BEGIN Input data

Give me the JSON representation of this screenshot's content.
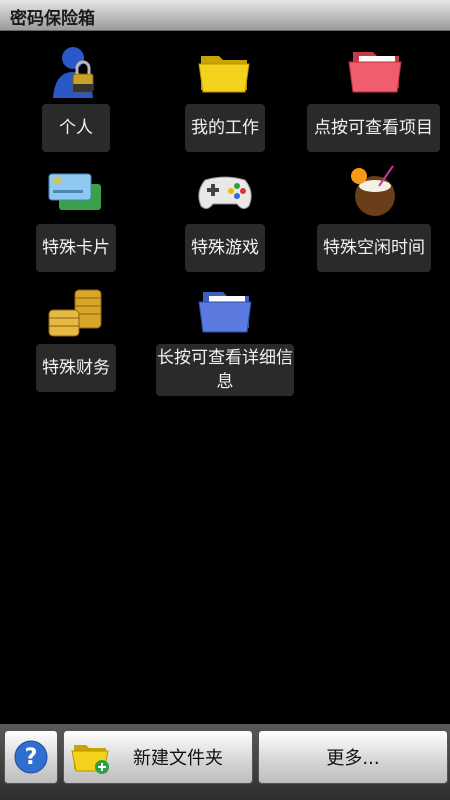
{
  "app": {
    "title": "密码保险箱"
  },
  "items": [
    {
      "label": "个人",
      "icon": "user-lock-icon"
    },
    {
      "label": "我的工作",
      "icon": "yellow-folder-icon"
    },
    {
      "label": "点按可查看项目",
      "icon": "pink-folder-icon"
    },
    {
      "label": "特殊卡片",
      "icon": "credit-cards-icon"
    },
    {
      "label": "特殊游戏",
      "icon": "gamepad-icon"
    },
    {
      "label": "特殊空闲时间",
      "icon": "coconut-drink-icon"
    },
    {
      "label": "特殊财务",
      "icon": "coins-icon"
    },
    {
      "label": "长按可查看详细信息",
      "icon": "blue-folder-icon"
    }
  ],
  "bottom": {
    "new_folder_label": "新建文件夹",
    "more_label": "更多..."
  },
  "colors": {
    "background": "#000000",
    "label_bg": "#2a2a2a",
    "folder_yellow": "#f2d21c",
    "folder_pink": "#f05d6c",
    "folder_blue": "#5b7be0"
  }
}
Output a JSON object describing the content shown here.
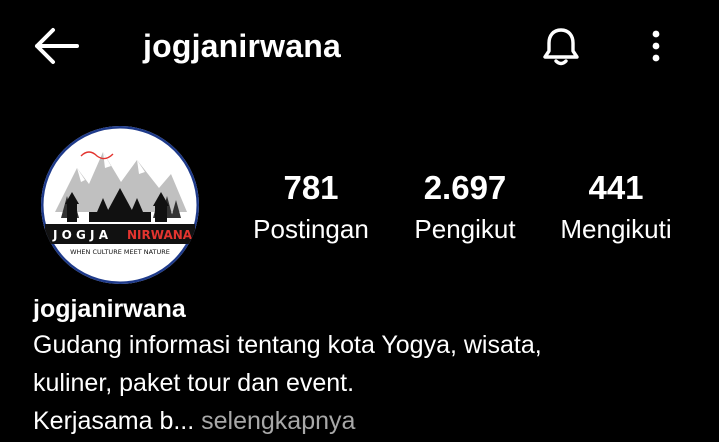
{
  "header": {
    "title": "jogjanirwana",
    "back_icon": "arrow-left-icon",
    "notification_icon": "bell-icon",
    "menu_icon": "more-vertical-icon"
  },
  "profile": {
    "avatar": {
      "logo_text_main": "J O G J A",
      "logo_text_accent": "NIRWANA",
      "logo_tagline": "WHEN CULTURE MEET NATURE",
      "accent_color": "#e3342f",
      "border_color": "#1e3a8a"
    },
    "stats": [
      {
        "value": "781",
        "label": "Postingan"
      },
      {
        "value": "2.697",
        "label": "Pengikut"
      },
      {
        "value": "441",
        "label": "Mengikuti"
      }
    ],
    "bio": {
      "name": "jogjanirwana",
      "line1": "Gudang informasi tentang kota Yogya, wisata,",
      "line2": "kuliner, paket tour dan event.",
      "line3_text": "Kerjasama b...",
      "more_label": "selengkapnya"
    }
  },
  "colors": {
    "background": "#000000",
    "text": "#ffffff",
    "muted": "#a8a8a8"
  }
}
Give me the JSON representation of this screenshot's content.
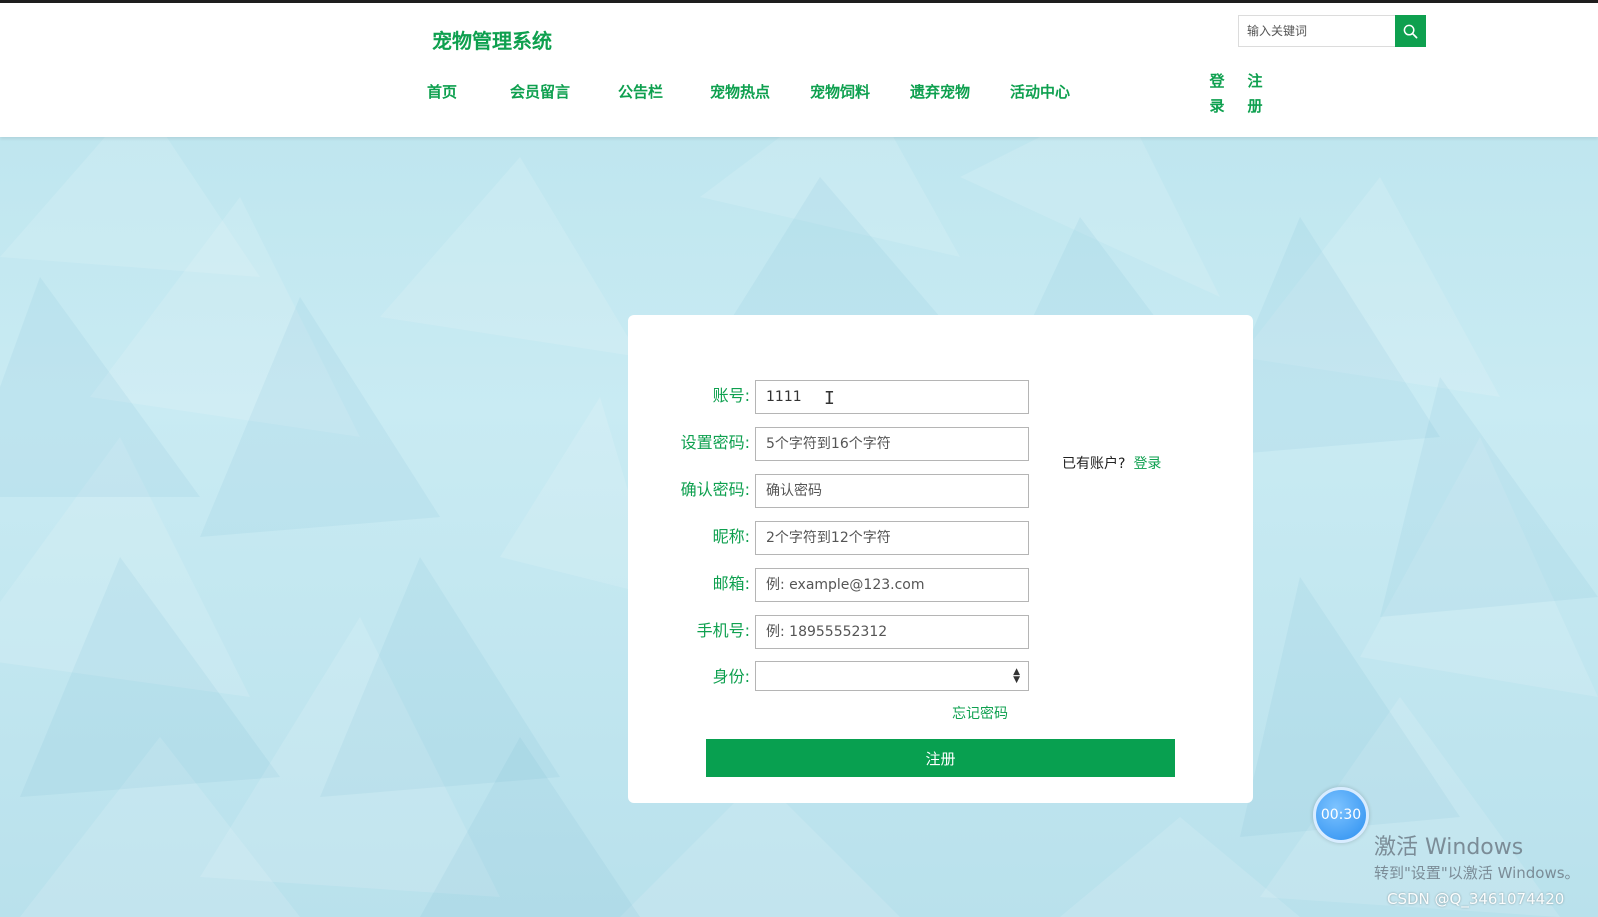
{
  "header": {
    "site_title": "宠物管理系统",
    "search_placeholder": "输入关键词",
    "search_icon": "search-icon",
    "nav": [
      "首页",
      "会员留言",
      "公告栏",
      "宠物热点",
      "宠物饲料",
      "遗弃宠物",
      "活动中心"
    ],
    "login_label": "登录",
    "register_label": "注册"
  },
  "form": {
    "fields": [
      {
        "label": "账号:",
        "value": "1111",
        "placeholder": ""
      },
      {
        "label": "设置密码:",
        "value": "",
        "placeholder": "5个字符到16个字符"
      },
      {
        "label": "确认密码:",
        "value": "",
        "placeholder": "确认密码"
      },
      {
        "label": "昵称:",
        "value": "",
        "placeholder": "2个字符到12个字符"
      },
      {
        "label": "邮箱:",
        "value": "",
        "placeholder": "例: example@123.com"
      },
      {
        "label": "手机号:",
        "value": "",
        "placeholder": "例: 18955552312"
      }
    ],
    "role_label": "身份:",
    "role_value": "",
    "have_account_text": "已有账户?",
    "login_link": "登录",
    "forgot_password": "忘记密码",
    "submit_label": "注册"
  },
  "overlay": {
    "timer": "00:30",
    "activate_title": "激活 Windows",
    "activate_sub": "转到\"设置\"以激活 Windows。",
    "csdn": "CSDN @Q_3461074420"
  },
  "colors": {
    "accent": "#0ea04f",
    "background": "#c6e9f2"
  }
}
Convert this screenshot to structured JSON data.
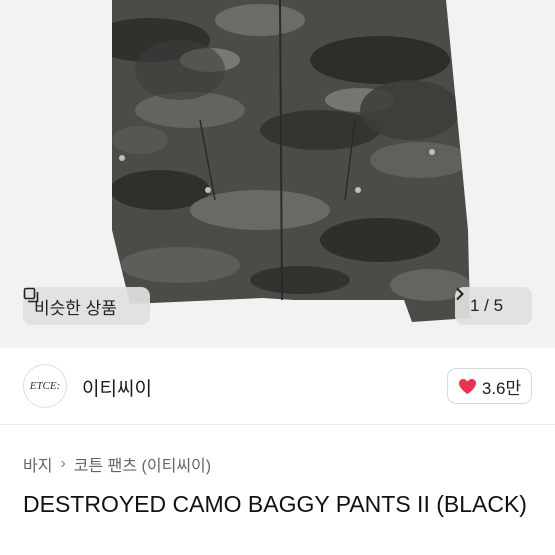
{
  "hero": {
    "similar_label": "비슷한 상품",
    "counter": "1 / 5"
  },
  "seller": {
    "logo_text": "ETCE:",
    "name": "이티씨이",
    "likes": "3.6만"
  },
  "breadcrumb": {
    "category": "바지",
    "subcategory": "코튼 팬츠 (이티씨이)"
  },
  "product": {
    "title": "DESTROYED CAMO BAGGY PANTS II (BLACK)"
  },
  "colors": {
    "heart": "#e8344e",
    "camo_base": "#4a4c47"
  }
}
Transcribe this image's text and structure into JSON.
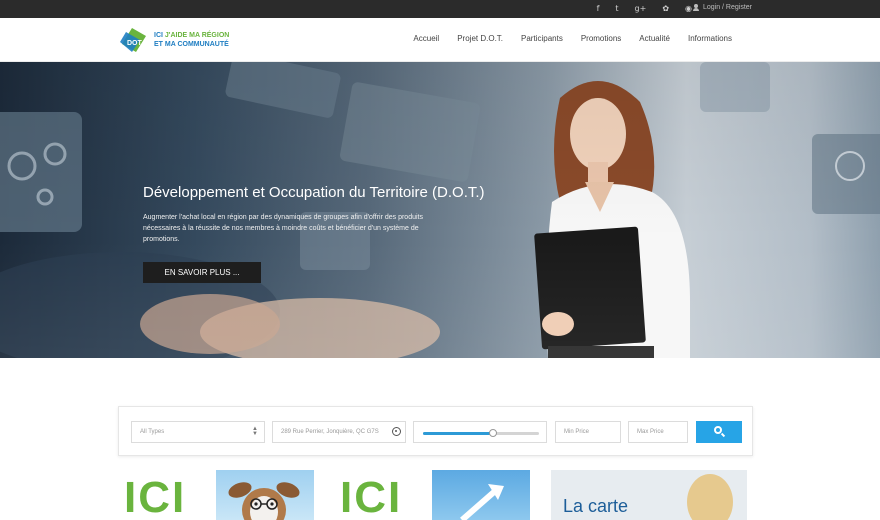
{
  "topbar": {
    "social": [
      {
        "name": "facebook-icon",
        "glyph": "f"
      },
      {
        "name": "twitter-icon",
        "glyph": "t"
      },
      {
        "name": "google-plus-icon",
        "glyph": "g+"
      },
      {
        "name": "flickr-icon",
        "glyph": "✿"
      },
      {
        "name": "rss-icon",
        "glyph": "◉"
      }
    ],
    "login_label": "Login / Register"
  },
  "header": {
    "logo": {
      "line1_prefix": "ICI",
      "line1_suffix": "J'AIDE MA RÉGION",
      "line2": "ET MA COMMUNAUTÉ",
      "badge": "DOT"
    },
    "nav": [
      "Accueil",
      "Projet D.O.T.",
      "Participants",
      "Promotions",
      "Actualité",
      "Informations"
    ]
  },
  "hero": {
    "title": "Développement et Occupation du Territoire (D.O.T.)",
    "description": "Augmenter l'achat local en région par des dynamiques de groupes afin d'offrir des produits nécessaires à la réussite de nos membres à moindre coûts et bénéficier d'un système de promotions.",
    "button": "EN SAVOIR PLUS ..."
  },
  "filter": {
    "type_placeholder": "All Types",
    "address_value": "289 Rue Perrier, Jonquière, QC G7S",
    "range_fraction": 0.6,
    "min_price_placeholder": "Min Price",
    "max_price_placeholder": "Max Price"
  },
  "cards": {
    "card1_text": "ICI",
    "card2_text": "ICI",
    "card3_text": "La carte"
  },
  "colors": {
    "accent": "#27a4e6",
    "brand_green": "#6ab43e",
    "brand_blue": "#1f7ec2",
    "topbar": "#2b2b2b"
  }
}
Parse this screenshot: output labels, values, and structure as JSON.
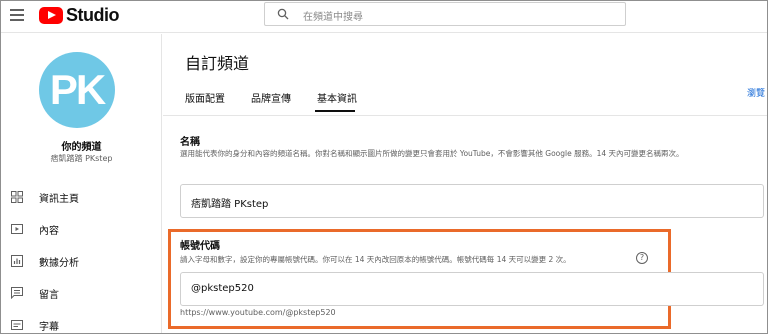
{
  "app": {
    "logo_text": "Studio",
    "search_placeholder": "在頻道中搜尋"
  },
  "sidebar": {
    "avatar_text": "PK",
    "channel_label": "你的頻道",
    "channel_name": "痞凱踏踏 PKstep",
    "items": [
      {
        "label": "資訊主頁",
        "icon": "dashboard-icon"
      },
      {
        "label": "內容",
        "icon": "content-icon"
      },
      {
        "label": "數據分析",
        "icon": "analytics-icon"
      },
      {
        "label": "留言",
        "icon": "comments-icon"
      },
      {
        "label": "字幕",
        "icon": "subtitles-icon"
      }
    ]
  },
  "main": {
    "title": "自訂頻道",
    "tabs": [
      {
        "label": "版面配置",
        "active": false
      },
      {
        "label": "品牌宣傳",
        "active": false
      },
      {
        "label": "基本資訊",
        "active": true
      }
    ],
    "preview_link": "瀏覽",
    "name_section": {
      "label": "名稱",
      "description": "選用能代表你的身分和內容的頻道名稱。你對名稱和顯示圖片所做的變更只會套用於 YouTube，不會影響其他 Google 服務。14 天內可變更名稱兩次。",
      "value": "痞凱踏踏 PKstep"
    },
    "handle_section": {
      "label": "帳號代碼",
      "description": "請入字母和數字，設定你的專屬帳號代碼。你可以在 14 天內改回原本的帳號代碼。帳號代碼每 14 天可以變更 2 次。",
      "help_glyph": "?",
      "value": "@pkstep520",
      "url": "https://www.youtube.com/@pkstep520"
    }
  },
  "colors": {
    "brand_red": "#ff0000",
    "avatar_bg": "#6fc8e6",
    "highlight": "#ea6a2a",
    "link": "#065fd4"
  }
}
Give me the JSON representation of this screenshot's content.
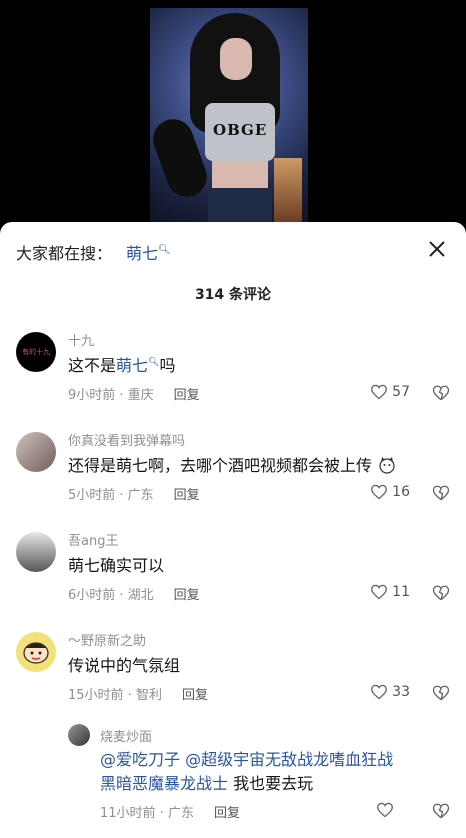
{
  "search": {
    "prefix": "大家都在搜：",
    "term": "萌七"
  },
  "comments_title": "314 条评论",
  "comments": [
    {
      "author": "十九",
      "text_before": "这不是",
      "highlight": "萌七",
      "text_after": "吗",
      "time": "9小时前 · 重庆",
      "reply": "回复",
      "likes": "57",
      "avatar_text": "有的十九"
    },
    {
      "author": "你真没看到我弹幕吗",
      "text": "还得是萌七啊，去哪个酒吧视频都会被上传",
      "time": "5小时前 · 广东",
      "reply": "回复",
      "likes": "16"
    },
    {
      "author": "吾ang王",
      "text": "萌七确实可以",
      "time": "6小时前 · 湖北",
      "reply": "回复",
      "likes": "11"
    },
    {
      "author": "～野原新之助",
      "text": "传说中的气氛组",
      "time": "15小时前 · 智利",
      "reply": "回复",
      "likes": "33"
    }
  ],
  "sub_reply": {
    "author": "烧麦炒面",
    "mention1": "@爱吃刀子",
    "mention2": "@超级宇宙无敌战龙嗜血狂战",
    "line2_mention": "黑暗恶魔暴龙战士",
    "line2_text": " 我也要去玩",
    "time": "11小时前 · 广东",
    "reply": "回复"
  },
  "video_overlay": {
    "shirt_text": "OBGE"
  }
}
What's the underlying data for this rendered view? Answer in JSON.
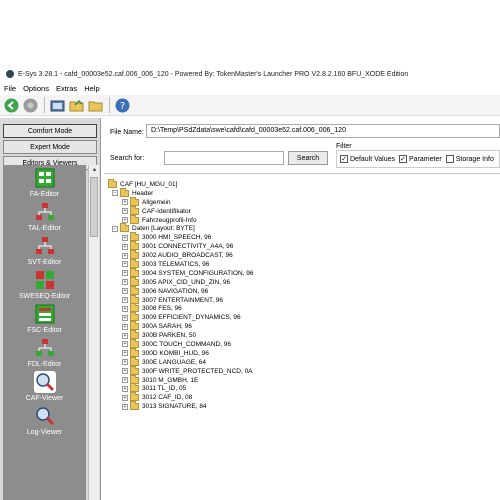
{
  "window": {
    "title": "E-Sys 3.28.1 - cafd_00003e52.caf.006_006_120  - Powered By: TokenMaster's Launcher PRO V2.8.2.160 BFU_XODE Edition"
  },
  "menu": [
    "File",
    "Options",
    "Extras",
    "Help"
  ],
  "toolbar": {
    "icons": [
      "back-icon",
      "disabled-icon",
      "connect-icon",
      "open-folder-icon",
      "folder-icon",
      "help-icon"
    ]
  },
  "sidebar": {
    "buttons": [
      "Comfort Mode",
      "Expert Mode",
      "Editors & Viewers"
    ],
    "tools": [
      "FA-Editor",
      "TAL-Editor",
      "SVT-Editor",
      "SWESEQ-Editor",
      "FSC-Editor",
      "FDL-Editor",
      "CAF-Viewer",
      "Log-Viewer"
    ],
    "selected_tool": "CAF-Viewer"
  },
  "file": {
    "label": "File Name:",
    "value": "D:\\Temp\\PSdZdata\\swe\\cafd\\cafd_00003e52.caf.006_006_120"
  },
  "search": {
    "label": "Search for:",
    "value": "",
    "button": "Search"
  },
  "filter": {
    "title": "Filter",
    "options": [
      {
        "label": "Default Values",
        "checked": true
      },
      {
        "label": "Parameter",
        "checked": true
      },
      {
        "label": "Storage Info",
        "checked": false
      }
    ]
  },
  "tree": {
    "root": "CAF [HU_MGU_01]",
    "header": {
      "label": "Header",
      "children": [
        "Allgemein",
        "CAF-Identifikator",
        "Fahrzeugprofil-Info"
      ]
    },
    "daten": {
      "label": "Daten [Layout: BYTE]",
      "children": [
        "3000 HMI_SPEECH, 96",
        "3001 CONNECTIVITY_A4A, 96",
        "3002 AUDIO_BROADCAST, 96",
        "3003 TELEMATICS, 96",
        "3004 SYSTEM_CONFIGURATION, 96",
        "3005 APIX_CID_UND_ZIN, 96",
        "3006 NAVIGATION, 96",
        "3007 ENTERTAINMENT, 96",
        "3008 FES, 96",
        "3009 EFFICIENT_DYNAMICS, 96",
        "300A SARAH, 96",
        "300B PARKEN, 50",
        "300C TOUCH_COMMAND, 96",
        "300D KOMBI_HUD, 96",
        "300E LANGUAGE, 64",
        "300F WRITE_PROTECTED_NCD, 0A",
        "3010 M_GMBH, 1E",
        "3011 TL_ID, 05",
        "3012 CAF_ID, 08",
        "3013 SIGNATURE, 84"
      ]
    }
  }
}
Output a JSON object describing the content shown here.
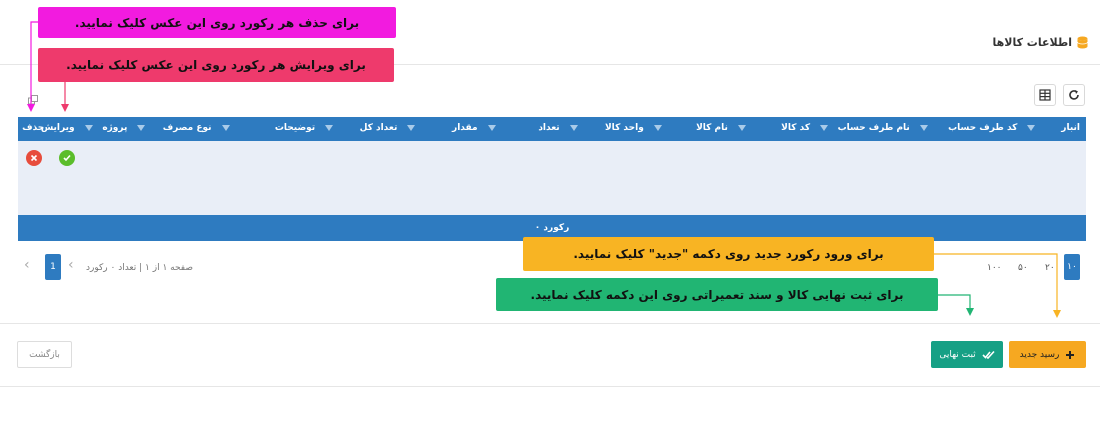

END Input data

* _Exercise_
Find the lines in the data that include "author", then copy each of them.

* _Response below_
      "author": "十九",
      "author": "你真没看到我弹幕吗",
      "author": "吾ang王",
      "author": "～野原新之助",
    "author": "烧麦炒面",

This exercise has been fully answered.